Keratoconus is a condition that affects the cornea, which is the outermost part of the eye. The transparent, dome-shaped cornea helps to protect the eye, but it also functions as a lens to focus incoming light onto the retina to provide clear vision. The cornea’s thickest layer, called the stroma, contains collagen. Collagen is a type of protein that is abundant in the body. It consists of tightly packed molecules that form long, thin fibers that give strength and structure to cells and tissue.
In eyes that develop keratoconus, the corneal collagen becomes unstable. This causes the cornea to become weaker and thinner and to bulge forward, creating an irregular cone-like shape. With the natural shape of the cornea altered, vision is affected. The first symptoms associated with keratoconus, which may include slight blurring or distortion of vision and increased sensitivity to light, may be mild. However, the condition is progressive, which means without treatment it worsens over time. Symptoms may advance to include starbursts around lights, ghosting, multiple images, intense glare or severe blur and distortion. Keratoconus tends to first appear in individuals in their late teens or early 20s. In some eyes, it may progress for many years and then stabilize. In others, approximately 10-20% of keratoconus sufferers, it may eventually reach a point at which a corneal transplant is necessary to restore useful sight.
The cause of keratoconus isn’t completely understood. It’s thought that the condition could be related to genetics, hormones, insufficient elimination of cell metabolism byproducts from the body, atopic (allergic) disease, or a combination of factors.
The FDA recently approved a new treatment for keratoconus called corneal collagen cross-linking (also known as KXL). KXL isn’t a cure for keratoconus, but it’s the first treatment that’s capable of stopping its progression, preventing the need for a corneal transplant. A large number of studies have shown that KXL prevents further loss of vision for most patients and improves vision for many.
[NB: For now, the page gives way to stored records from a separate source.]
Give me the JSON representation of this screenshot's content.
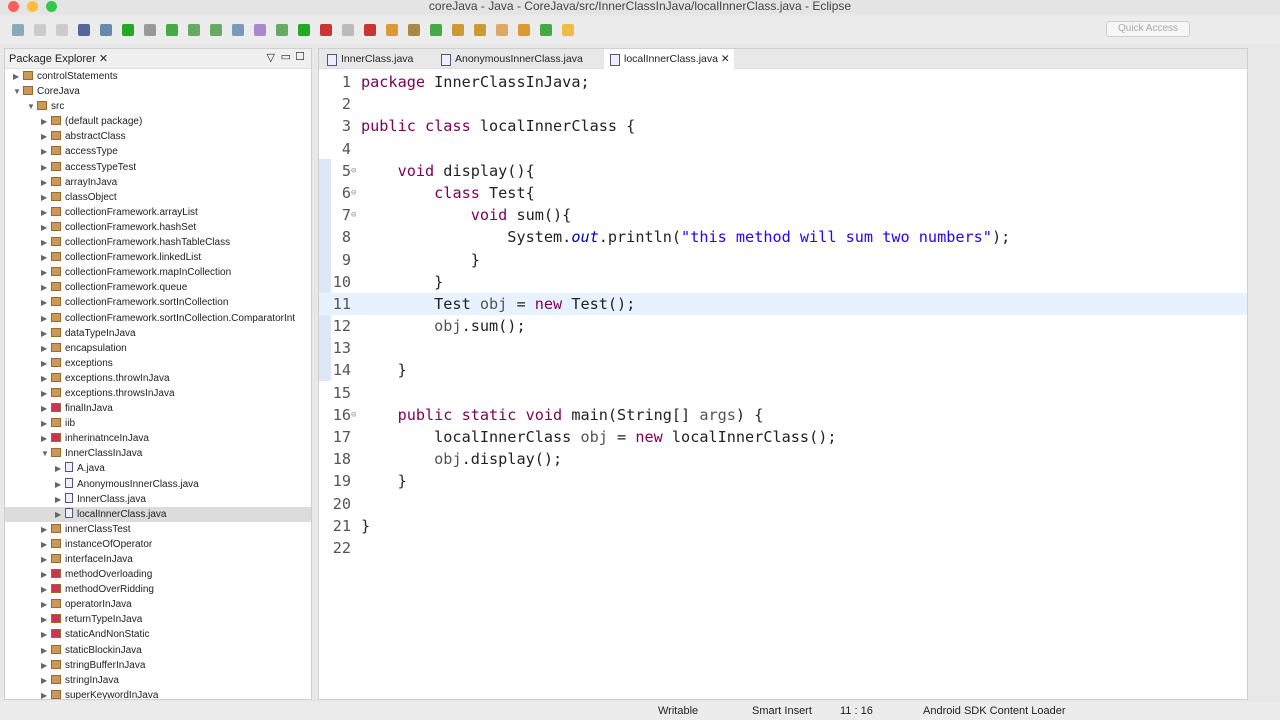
{
  "window": {
    "title": "coreJava - Java - CoreJava/src/InnerClassInJava/localInnerClass.java - Eclipse",
    "quick_access": "Quick Access"
  },
  "package_explorer": {
    "title": "Package Explorer",
    "items": [
      {
        "label": "controlStatements",
        "depth": 0,
        "type": "project",
        "arrow": "▶"
      },
      {
        "label": "CoreJava",
        "depth": 0,
        "type": "project",
        "arrow": "▼"
      },
      {
        "label": "src",
        "depth": 1,
        "type": "src",
        "arrow": "▼"
      },
      {
        "label": "(default package)",
        "depth": 2,
        "type": "pkg",
        "arrow": "▶"
      },
      {
        "label": "abstractClass",
        "depth": 2,
        "type": "pkg",
        "arrow": "▶"
      },
      {
        "label": "accessType",
        "depth": 2,
        "type": "pkg",
        "arrow": "▶"
      },
      {
        "label": "accessTypeTest",
        "depth": 2,
        "type": "pkg",
        "arrow": "▶"
      },
      {
        "label": "arrayInJava",
        "depth": 2,
        "type": "pkg",
        "arrow": "▶"
      },
      {
        "label": "classObject",
        "depth": 2,
        "type": "pkg",
        "arrow": "▶"
      },
      {
        "label": "collectionFramework.arrayList",
        "depth": 2,
        "type": "pkg",
        "arrow": "▶"
      },
      {
        "label": "collectionFramework.hashSet",
        "depth": 2,
        "type": "pkg",
        "arrow": "▶"
      },
      {
        "label": "collectionFramework.hashTableClass",
        "depth": 2,
        "type": "pkg",
        "arrow": "▶"
      },
      {
        "label": "collectionFramework.linkedList",
        "depth": 2,
        "type": "pkg",
        "arrow": "▶"
      },
      {
        "label": "collectionFramework.mapInCollection",
        "depth": 2,
        "type": "pkg",
        "arrow": "▶"
      },
      {
        "label": "collectionFramework.queue",
        "depth": 2,
        "type": "pkg",
        "arrow": "▶"
      },
      {
        "label": "collectionFramework.sortInCollection",
        "depth": 2,
        "type": "pkg",
        "arrow": "▶"
      },
      {
        "label": "collectionFramework.sortInCollection.ComparatorInt",
        "depth": 2,
        "type": "pkg",
        "arrow": "▶"
      },
      {
        "label": "dataTypeInJava",
        "depth": 2,
        "type": "pkg",
        "arrow": "▶"
      },
      {
        "label": "encapsulation",
        "depth": 2,
        "type": "pkg",
        "arrow": "▶"
      },
      {
        "label": "exceptions",
        "depth": 2,
        "type": "pkg",
        "arrow": "▶"
      },
      {
        "label": "exceptions.throwInJava",
        "depth": 2,
        "type": "pkg",
        "arrow": "▶"
      },
      {
        "label": "exceptions.throwsInJava",
        "depth": 2,
        "type": "pkg",
        "arrow": "▶"
      },
      {
        "label": "finalInJava",
        "depth": 2,
        "type": "err",
        "arrow": "▶"
      },
      {
        "label": "iib",
        "depth": 2,
        "type": "pkg",
        "arrow": "▶"
      },
      {
        "label": "inherinatnceInJava",
        "depth": 2,
        "type": "err",
        "arrow": "▶"
      },
      {
        "label": "InnerClassInJava",
        "depth": 2,
        "type": "pkg",
        "arrow": "▼"
      },
      {
        "label": "A.java",
        "depth": 3,
        "type": "file",
        "arrow": "▶"
      },
      {
        "label": "AnonymousInnerClass.java",
        "depth": 3,
        "type": "file",
        "arrow": "▶"
      },
      {
        "label": "InnerClass.java",
        "depth": 3,
        "type": "file",
        "arrow": "▶"
      },
      {
        "label": "localInnerClass.java",
        "depth": 3,
        "type": "file",
        "arrow": "▶",
        "selected": true
      },
      {
        "label": "innerClassTest",
        "depth": 2,
        "type": "pkg",
        "arrow": "▶"
      },
      {
        "label": "instanceOfOperator",
        "depth": 2,
        "type": "pkg",
        "arrow": "▶"
      },
      {
        "label": "interfaceInJava",
        "depth": 2,
        "type": "pkg",
        "arrow": "▶"
      },
      {
        "label": "methodOverloading",
        "depth": 2,
        "type": "err",
        "arrow": "▶"
      },
      {
        "label": "methodOverRidding",
        "depth": 2,
        "type": "err",
        "arrow": "▶"
      },
      {
        "label": "operatorInJava",
        "depth": 2,
        "type": "pkg",
        "arrow": "▶"
      },
      {
        "label": "returnTypeInJava",
        "depth": 2,
        "type": "err",
        "arrow": "▶"
      },
      {
        "label": "staticAndNonStatic",
        "depth": 2,
        "type": "err",
        "arrow": "▶"
      },
      {
        "label": "staticBlockinJava",
        "depth": 2,
        "type": "pkg",
        "arrow": "▶"
      },
      {
        "label": "stringBufferInJava",
        "depth": 2,
        "type": "pkg",
        "arrow": "▶"
      },
      {
        "label": "stringInJava",
        "depth": 2,
        "type": "pkg",
        "arrow": "▶"
      },
      {
        "label": "superKeywordInJava",
        "depth": 2,
        "type": "pkg",
        "arrow": "▶"
      }
    ]
  },
  "editor": {
    "tabs": [
      {
        "label": "InnerClass.java"
      },
      {
        "label": "AnonymousInnerClass.java"
      },
      {
        "label": "localInnerClass.java",
        "active": true
      }
    ],
    "current_line": 11,
    "lines": [
      {
        "n": "1",
        "t": [
          [
            "package",
            "kw"
          ],
          [
            " InnerClassInJava;",
            ""
          ]
        ]
      },
      {
        "n": "2",
        "t": []
      },
      {
        "n": "3",
        "t": [
          [
            "public class",
            "kw"
          ],
          [
            " localInnerClass {",
            ""
          ]
        ]
      },
      {
        "n": "4",
        "t": []
      },
      {
        "n": "5",
        "fold": true,
        "t": [
          [
            "    ",
            ""
          ],
          [
            "void",
            "kw"
          ],
          [
            " display(){",
            ""
          ]
        ]
      },
      {
        "n": "6",
        "fold": true,
        "t": [
          [
            "        ",
            ""
          ],
          [
            "class",
            "kw"
          ],
          [
            " Test{",
            ""
          ]
        ]
      },
      {
        "n": "7",
        "fold": true,
        "t": [
          [
            "            ",
            ""
          ],
          [
            "void",
            "kw"
          ],
          [
            " sum(){",
            ""
          ]
        ]
      },
      {
        "n": "8",
        "t": [
          [
            "                System.",
            ""
          ],
          [
            "out",
            "fld"
          ],
          [
            ".println(",
            ""
          ],
          [
            "\"this method will sum two numbers\"",
            "str"
          ],
          [
            ");",
            ""
          ]
        ]
      },
      {
        "n": "9",
        "t": [
          [
            "            }",
            ""
          ]
        ]
      },
      {
        "n": "10",
        "t": [
          [
            "        }",
            ""
          ]
        ]
      },
      {
        "n": "11",
        "t": [
          [
            "        Test ",
            ""
          ],
          [
            "obj",
            "occ"
          ],
          [
            " = ",
            ""
          ],
          [
            "new",
            "kw"
          ],
          [
            " Test();",
            ""
          ]
        ]
      },
      {
        "n": "12",
        "t": [
          [
            "        ",
            ""
          ],
          [
            "obj",
            "occ"
          ],
          [
            ".sum();",
            ""
          ]
        ]
      },
      {
        "n": "13",
        "t": []
      },
      {
        "n": "14",
        "t": [
          [
            "    }",
            ""
          ]
        ]
      },
      {
        "n": "15",
        "t": []
      },
      {
        "n": "16",
        "fold": true,
        "t": [
          [
            "    ",
            ""
          ],
          [
            "public static void",
            "kw"
          ],
          [
            " main(String[] ",
            ""
          ],
          [
            "args",
            "occ"
          ],
          [
            ") {",
            ""
          ]
        ]
      },
      {
        "n": "17",
        "t": [
          [
            "        localInnerClass ",
            ""
          ],
          [
            "obj",
            "occ"
          ],
          [
            " = ",
            ""
          ],
          [
            "new",
            "kw"
          ],
          [
            " localInnerClass();",
            ""
          ]
        ]
      },
      {
        "n": "18",
        "t": [
          [
            "        ",
            ""
          ],
          [
            "obj",
            "occ"
          ],
          [
            ".display();",
            ""
          ]
        ]
      },
      {
        "n": "19",
        "t": [
          [
            "    }",
            ""
          ]
        ]
      },
      {
        "n": "20",
        "t": []
      },
      {
        "n": "21",
        "t": [
          [
            "}",
            ""
          ]
        ]
      },
      {
        "n": "22",
        "t": []
      }
    ]
  },
  "status": {
    "writable": "Writable",
    "insert_mode": "Smart Insert",
    "position": "11 : 16",
    "task": "Android SDK Content Loader"
  },
  "colors": {
    "keyword": "#7f0055",
    "string": "#2a00ff",
    "field": "#0000c0",
    "current_line": "#e8f2fe"
  }
}
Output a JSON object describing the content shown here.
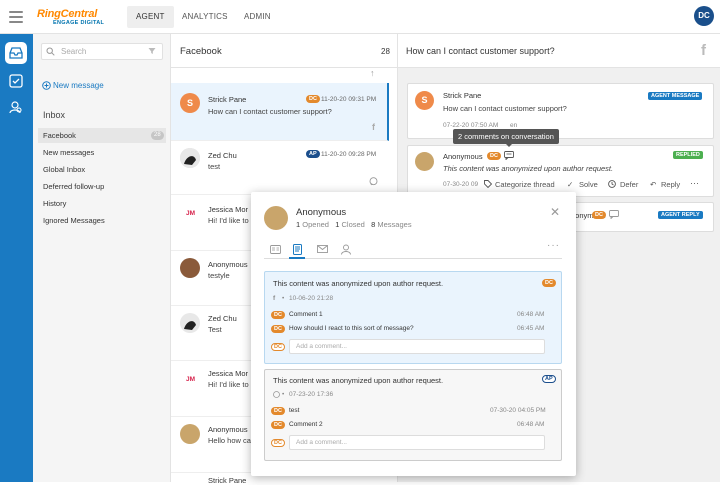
{
  "topbar": {
    "brand": "RingCentral",
    "brand_sub": "ENGAGE DIGITAL",
    "tabs": [
      "AGENT",
      "ANALYTICS",
      "ADMIN"
    ],
    "user_initials": "DC"
  },
  "sidebar": {
    "search_placeholder": "Search",
    "new_message": "New message",
    "inbox_title": "Inbox",
    "items": [
      {
        "label": "Facebook",
        "count": "28"
      },
      {
        "label": "New messages"
      },
      {
        "label": "Global Inbox"
      },
      {
        "label": "Deferred follow-up"
      },
      {
        "label": "History"
      },
      {
        "label": "Ignored Messages"
      }
    ]
  },
  "list": {
    "title": "Facebook",
    "count": "28",
    "rows": [
      {
        "name": "Strick Pane",
        "badge": "DC",
        "time": "11-20-20 09:31 PM",
        "text": "How can I contact customer support?"
      },
      {
        "name": "Zed Chu",
        "badge": "AP",
        "time": "11-20-20 09:28 PM",
        "text": "test"
      },
      {
        "name": "Jessica Mor",
        "initials": "JM",
        "text": "Hi! I'd like to"
      },
      {
        "name": "Anonymous",
        "text": "testyle"
      },
      {
        "name": "Zed Chu",
        "text": "Test"
      },
      {
        "name": "Jessica Mor",
        "initials": "JM",
        "text": "Hi! I'd like to"
      },
      {
        "name": "Anonymous",
        "text": "Hello how ca"
      },
      {
        "name": "Strick Pane",
        "text": ""
      }
    ]
  },
  "thread": {
    "title": "How can I contact customer support?",
    "messages": [
      {
        "author": "Strick Pane",
        "text": "How can I contact customer support?",
        "meta": "07-22-20 07:50 AM",
        "lang": "en",
        "tag": "AGENT MESSAGE"
      },
      {
        "author": "Anonymous",
        "badge": "DC",
        "text": "This content was anonymized upon author request.",
        "meta": "07-30-20 09",
        "tag": "REPLIED",
        "actions": [
          "Categorize thread",
          "Solve",
          "Defer",
          "Reply"
        ]
      },
      {
        "author": "Anonymous",
        "badge": "DC",
        "tag": "AGENT REPLY"
      }
    ],
    "tooltip": "2 comments on conversation"
  },
  "modal": {
    "name": "Anonymous",
    "opened": "1",
    "opened_label": "Opened",
    "closed": "1",
    "closed_label": "Closed",
    "messages": "8",
    "messages_label": "Messages",
    "notes": [
      {
        "text": "This content was anonymized upon author request.",
        "badge": "DC",
        "source": "f",
        "date": "10-06-20 21:28",
        "comments": [
          {
            "badge": "DC",
            "text": "Comment 1",
            "time": "06:48 AM"
          },
          {
            "badge": "DC",
            "text": "How should I react to this sort of message?",
            "time": "06:45 AM"
          }
        ],
        "add_placeholder": "Add a comment..."
      },
      {
        "text": "This content was anonymized upon author request.",
        "badge": "AP",
        "date": "07-23-20 17:36",
        "comments": [
          {
            "badge": "DC",
            "text": "test",
            "time": "07-30-20 04:05 PM"
          },
          {
            "badge": "DC",
            "text": "Comment 2",
            "time": "06:48 AM"
          }
        ],
        "add_placeholder": "Add a comment..."
      }
    ]
  }
}
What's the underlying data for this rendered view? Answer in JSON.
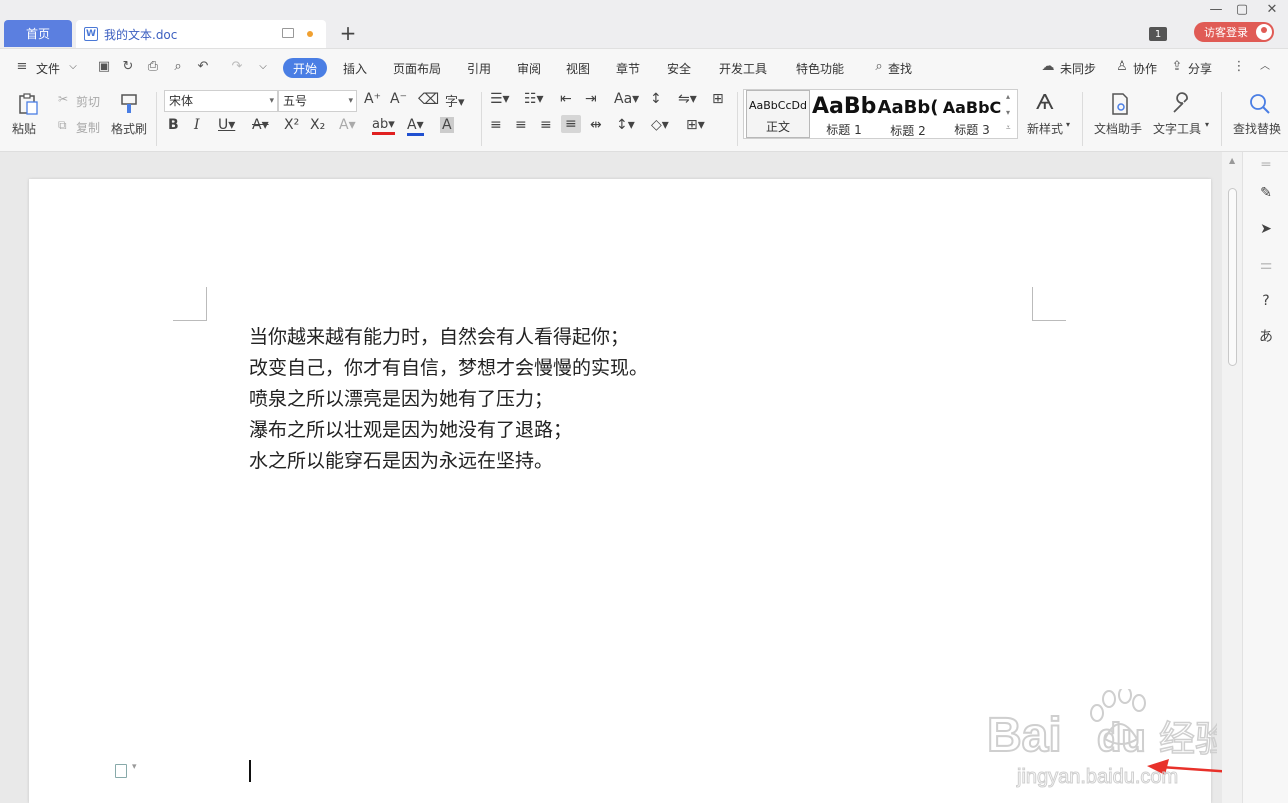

While KXL is newly approved for use in the United States, it has been performed on more than 200,000 eyes around the world.
KXL can be performed in the cornea specialist’s office. Most patients only require one treatment.
The treatment, which is painless, is done while you are lying on your back. Drops will be used to numb your eye, and you’ll be given a mild sedative like a Valium tablet. You’ll be asked to look at a soft light above your head throughout the treatment. KXL takes approximately an hour for one eye. For the first 30 minutes, a drop of a riboflavin (vitamin B2) solution will be placed into your eye every few minutes. The riboflavin is then activated by exposing it to an ultraviolet (UV) light for 30 minutes. During the activation time, riboflavin drops are again placed into your eye every few minutes. This process creates new collagen cross-links (bonds) in the stroma and results in a shortening and thickening of the collagen fibers, which stiffens and strengthens the cornea. At the end of the treatment, a contact lens will be placed on your eye to protect it like a bandage.
After KXL, your vision may seem worse for a few weeks. Around week four, you should begin to notice some improvements. Further improvements can occur over several months. Like any medical procedure, KXL can produce side effects, which your doctor will discuss with you. Most of the potential side effects disappear within a month, while others may take longer to go away. Some patients feel eye discomfort or as if something is in the eye after the procedure. The eye may feel sensitive to light. (Wearing sunglasses can help.) If you feel severe eye pain or have a sudden decrease in vision, or if the bandage contact lens falls out or becomes dislodged, call your eye doctor immediately. Your doctor will also discuss with you whether you can return to your usual activities the next day or whether you’ll need to wait a few days. If you were wearing glasses or contact lenses to correct your vision prior to KXL, you may or may not have to continue wearing them, or have them updated, after the recovery period.
Most patients who have keratoconus can be helped by KXL. However, there are other ways for patients with the condition to achieve good vision before having KXL or needing a corneal transplant.
Specially designed rigid gas permeable contact lenses are an effective option. And, thanks to the development of new contact lens materials, soft contacts may work as well. Hybrid contact lenses, rigid in the center and soft around the edges, are also available, as are scleral lenses, which have a large diameter, rest on the white of the eye, and vault above the cornea. A rigid lens worn on top of a soft lens is also sometimes done.
A surgical option that has shown effectiveness for keratoconus is the implantation of small semi-circular inserts into the cornea, which helps to normalize its shape.
For patients who must undergo a corneal transplant, improvements to the procedure, in particular the use of a highly advanced femtosecond laser, have improved results in recent years. The laser can be programmed to create precisely shaped incisions in the patient’s cornea and in the donor corneal tissue. This produces many benefits, including faster healing, a more stable cornea, and better postoperative vision.
If you suffer from keratoconus, contact Barnet Dulaney Perkins Eye Center at (602)-955-1000. We have practices throughout Arizona, including Phoenix, Tucson and Flagstaff. We’ll schedule a consultation for you so you can learn how to achieve your best possible sight.